(Entries from a dataset of interfaces)
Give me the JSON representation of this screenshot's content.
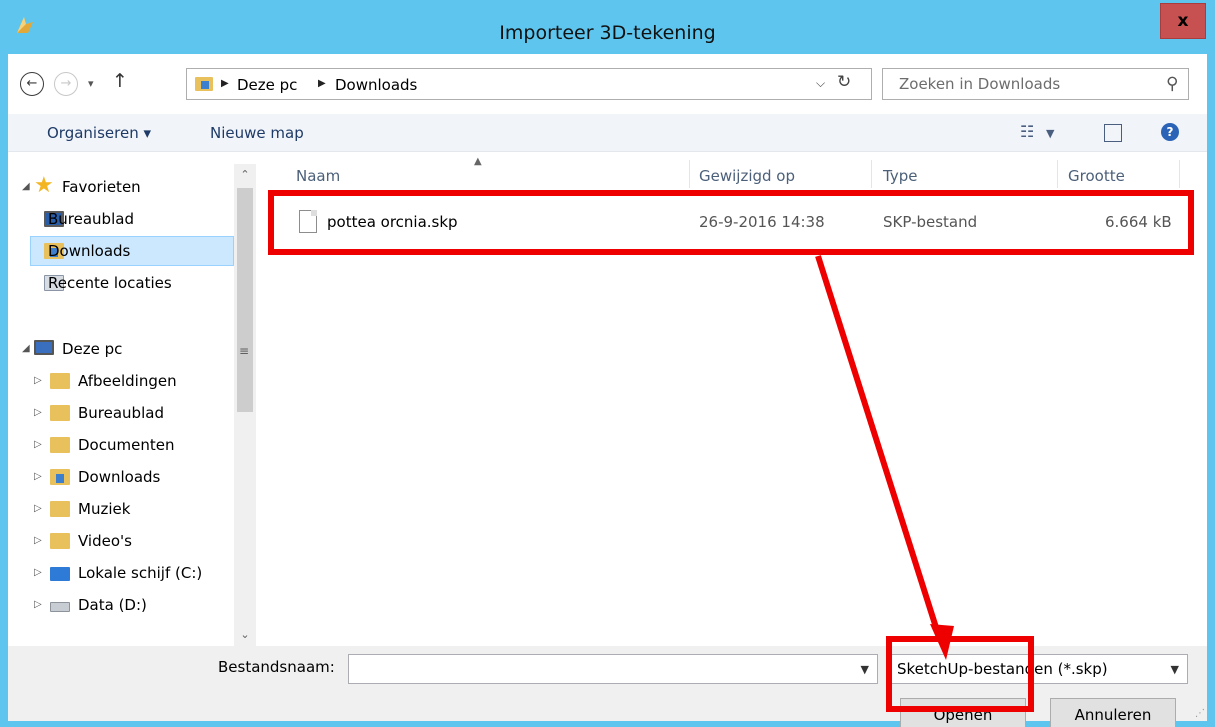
{
  "window": {
    "title": "Importeer 3D-tekening",
    "close_label": "x"
  },
  "navigation": {
    "back_glyph": "←",
    "forward_glyph": "→",
    "recent_glyph": "▾",
    "up_glyph": "↑",
    "breadcrumbs": [
      "Deze pc",
      "Downloads"
    ],
    "search_placeholder": "Zoeken in Downloads"
  },
  "toolbar": {
    "organize_label": "Organiseren ▾",
    "new_folder_label": "Nieuwe map"
  },
  "sidebar": {
    "favorites": {
      "label": "Favorieten",
      "items": [
        "Bureaublad",
        "Downloads",
        "Recente locaties"
      ]
    },
    "this_pc": {
      "label": "Deze pc",
      "items": [
        "Afbeeldingen",
        "Bureaublad",
        "Documenten",
        "Downloads",
        "Muziek",
        "Video's",
        "Lokale schijf (C:)",
        "Data (D:)"
      ]
    },
    "selected": "Downloads"
  },
  "filelist": {
    "columns": [
      "Naam",
      "Gewijzigd op",
      "Type",
      "Grootte"
    ],
    "files": [
      {
        "name": "pottea orcnia.skp",
        "modified": "26-9-2016 14:38",
        "type": "SKP-bestand",
        "size": "6.664 kB"
      }
    ]
  },
  "footer": {
    "filename_label": "Bestandsnaam:",
    "filename_value": "",
    "filter_value": "SketchUp-bestanden (*.skp)",
    "open_label": "Openen",
    "cancel_label": "Annuleren"
  },
  "annotation": {
    "color": "#ee0000"
  }
}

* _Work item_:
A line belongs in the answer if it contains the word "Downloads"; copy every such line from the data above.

* _Answer to the exercise_:
      "Downloads"
    "search_placeholder": "Zoeken in Downloads"
        "Downloads",
        "Downloads",
    "selected": "Downloads"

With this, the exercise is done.